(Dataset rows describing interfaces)
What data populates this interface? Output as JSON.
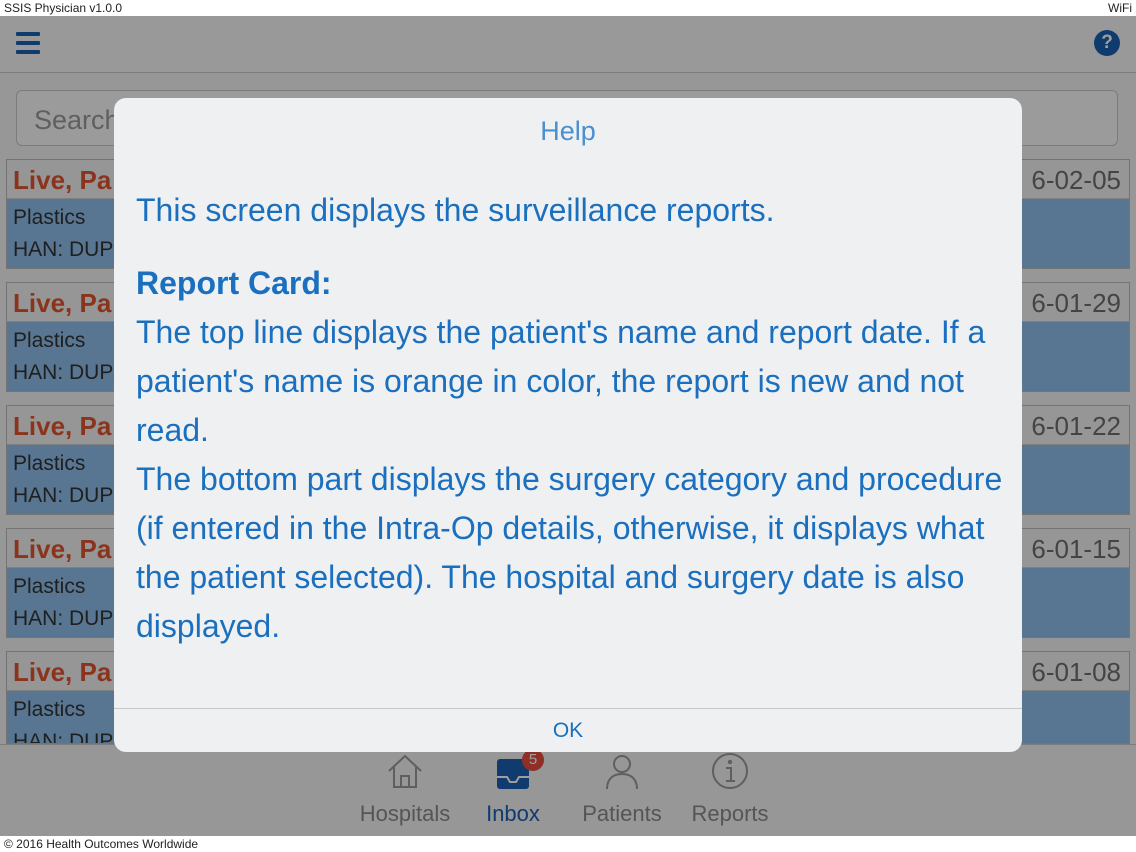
{
  "status_bar": {
    "app_version": "SSIS Physician v1.0.0",
    "network": "WiFi"
  },
  "header": {
    "help_symbol": "?"
  },
  "search": {
    "placeholder": "Search"
  },
  "cards": [
    {
      "name": "Live, Pa",
      "date": "6-02-05",
      "category": "Plastics",
      "han": "HAN: DUP"
    },
    {
      "name": "Live, Pa",
      "date": "6-01-29",
      "category": "Plastics",
      "han": "HAN: DUP"
    },
    {
      "name": "Live, Pa",
      "date": "6-01-22",
      "category": "Plastics",
      "han": "HAN: DUP"
    },
    {
      "name": "Live, Pa",
      "date": "6-01-15",
      "category": "Plastics",
      "han": "HAN: DUP"
    },
    {
      "name": "Live, Pa",
      "date": "6-01-08",
      "category": "Plastics",
      "han": "HAN: DUP"
    }
  ],
  "tabs": [
    {
      "label": "Hospitals",
      "icon": "home-icon"
    },
    {
      "label": "Inbox",
      "icon": "inbox-icon",
      "badge": "5"
    },
    {
      "label": "Patients",
      "icon": "person-icon"
    },
    {
      "label": "Reports",
      "icon": "info-icon"
    }
  ],
  "dialog": {
    "title": "Help",
    "intro": "This screen displays the surveillance reports.",
    "section_heading": "Report Card:",
    "paragraph1": "The top line displays the patient's name and report date. If a patient's name is orange in color, the report is new and not read.",
    "paragraph2": "The bottom part displays the surgery category and procedure (if entered in the Intra-Op details, otherwise, it displays what the patient selected). The hospital and surgery date is also displayed.",
    "ok_label": "OK"
  },
  "footer": {
    "copyright": "© 2016 Health Outcomes Worldwide"
  },
  "colors": {
    "accent": "#1a5fb4",
    "new_report_name": "#e0552f",
    "card_body": "#8fbfea",
    "dialog_text": "#1a6fbf"
  }
}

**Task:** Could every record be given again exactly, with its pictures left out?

**Final answer:**
What data populates this interface? Output as JSON.
{
  "status_bar": {
    "app_version": "SSIS Physician v1.0.0",
    "network": "WiFi"
  },
  "header": {
    "help_symbol": "?"
  },
  "search": {
    "placeholder": "Search"
  },
  "cards": [
    {
      "name": "Live, Pa",
      "date": "6-02-05",
      "category": "Plastics",
      "han": "HAN: DUP"
    },
    {
      "name": "Live, Pa",
      "date": "6-01-29",
      "category": "Plastics",
      "han": "HAN: DUP"
    },
    {
      "name": "Live, Pa",
      "date": "6-01-22",
      "category": "Plastics",
      "han": "HAN: DUP"
    },
    {
      "name": "Live, Pa",
      "date": "6-01-15",
      "category": "Plastics",
      "han": "HAN: DUP"
    },
    {
      "name": "Live, Pa",
      "date": "6-01-08",
      "category": "Plastics",
      "han": "HAN: DUP"
    }
  ],
  "tabs": [
    {
      "label": "Hospitals",
      "icon": "home-icon"
    },
    {
      "label": "Inbox",
      "icon": "inbox-icon",
      "badge": "5"
    },
    {
      "label": "Patients",
      "icon": "person-icon"
    },
    {
      "label": "Reports",
      "icon": "info-icon"
    }
  ],
  "dialog": {
    "title": "Help",
    "intro": "This screen displays the surveillance reports.",
    "section_heading": "Report Card:",
    "paragraph1": "The top line displays the patient's name and report date. If a patient's name is orange in color, the report is new and not read.",
    "paragraph2": "The bottom part displays the surgery category and procedure (if entered in the Intra-Op details, otherwise, it displays what the patient selected). The hospital and surgery date is also displayed.",
    "ok_label": "OK"
  },
  "footer": {
    "copyright": "© 2016 Health Outcomes Worldwide"
  },
  "colors": {
    "accent": "#1a5fb4",
    "new_report_name": "#e0552f",
    "card_body": "#8fbfea",
    "dialog_text": "#1a6fbf"
  }
}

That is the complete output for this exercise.